* EXERCISE DETAILS:
The expected output is each line from the one containing "Output a JSON" to the last line of the data below, set down exactly, minus the pictures.
── RECORD SET
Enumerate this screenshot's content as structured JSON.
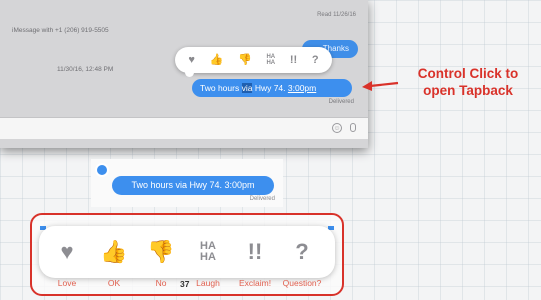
{
  "messages_window": {
    "read_receipt": "Read 11/26/16",
    "imessage_label": "iMessage with +1 (206) 919-5505",
    "previous_bubble": "Thanks",
    "timestamp": "11/30/16, 12:48 PM",
    "message": {
      "before": "Two hours ",
      "selected": "via",
      "middle": " Hwy 74. ",
      "link": "3:00pm"
    },
    "status": "Delivered",
    "tapback_icons": [
      "heart-icon",
      "thumbs-up-icon",
      "thumbs-down-icon",
      "haha-icon",
      "double-exclamation-icon",
      "question-mark-icon"
    ]
  },
  "callout": {
    "line1": "Control Click to",
    "line2": "open Tapback",
    "color": "#d9322a"
  },
  "tapped_bubble": {
    "text": "Two hours via Hwy 74. 3:00pm",
    "status": "Delivered"
  },
  "legend": {
    "items": [
      {
        "icon": "heart-icon",
        "glyph": "♥",
        "label": "Love"
      },
      {
        "icon": "thumbs-up-icon",
        "glyph": "👍",
        "label": "OK"
      },
      {
        "icon": "thumbs-down-icon",
        "glyph": "👎",
        "label": "No"
      },
      {
        "icon": "haha-icon",
        "glyph_top": "HA",
        "glyph_bottom": "HA",
        "label": "Laugh"
      },
      {
        "icon": "double-exclamation-icon",
        "glyph": "!!",
        "label": "Exclaim!"
      },
      {
        "icon": "question-mark-icon",
        "glyph": "?",
        "label": "Question?"
      }
    ],
    "page_number": "37",
    "border_color": "#d8322a"
  },
  "colors": {
    "bubble_blue": "#3d8fee",
    "accent_red": "#d9322a"
  }
}
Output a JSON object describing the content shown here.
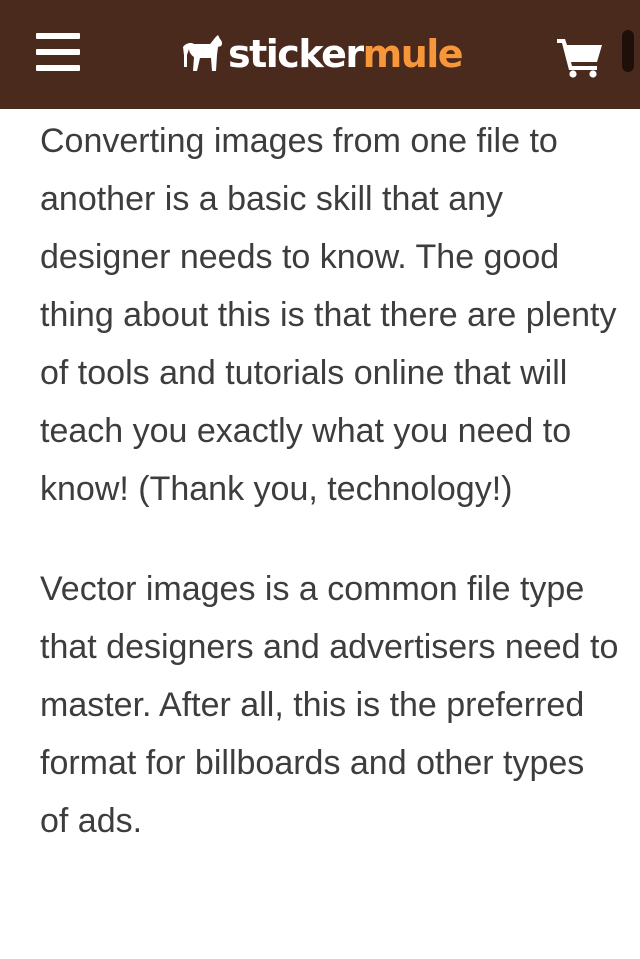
{
  "header": {
    "brand": {
      "part1": "sticker",
      "part2": "mule"
    },
    "menu_icon": "hamburger-menu-icon",
    "cart_icon": "shopping-cart-icon",
    "colors": {
      "bar": "#4a2a1d",
      "accent": "#f7973a",
      "text": "#ffffff"
    }
  },
  "article": {
    "paragraphs": [
      "Converting images from one file to another is a basic skill that any designer needs to know. The good thing about this is that there are plenty of tools and tutorials online that will teach you exactly what you need to know! (Thank you, technology!)",
      "Vector images is a common file type that designers and advertisers need to master. After all, this is the preferred format for billboards and other types of ads."
    ],
    "text_color": "#3d3d3d"
  }
}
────
* EXPECTED ANSWER:
Output a JSON object describing the content shown here.
{
  "header": {
    "brand": {
      "part1": "sticker",
      "part2": "mule"
    },
    "menu_icon": "hamburger-menu-icon",
    "cart_icon": "shopping-cart-icon",
    "colors": {
      "bar": "#4a2a1d",
      "accent": "#f7973a",
      "text": "#ffffff"
    }
  },
  "article": {
    "paragraphs": [
      "Converting images from one file to another is a basic skill that any designer needs to know. The good thing about this is that there are plenty of tools and tutorials online that will teach you exactly what you need to know! (Thank you, technology!)",
      "Vector images is a common file type that designers and advertisers need to master. After all, this is the preferred format for billboards and other types of ads."
    ],
    "text_color": "#3d3d3d"
  }
}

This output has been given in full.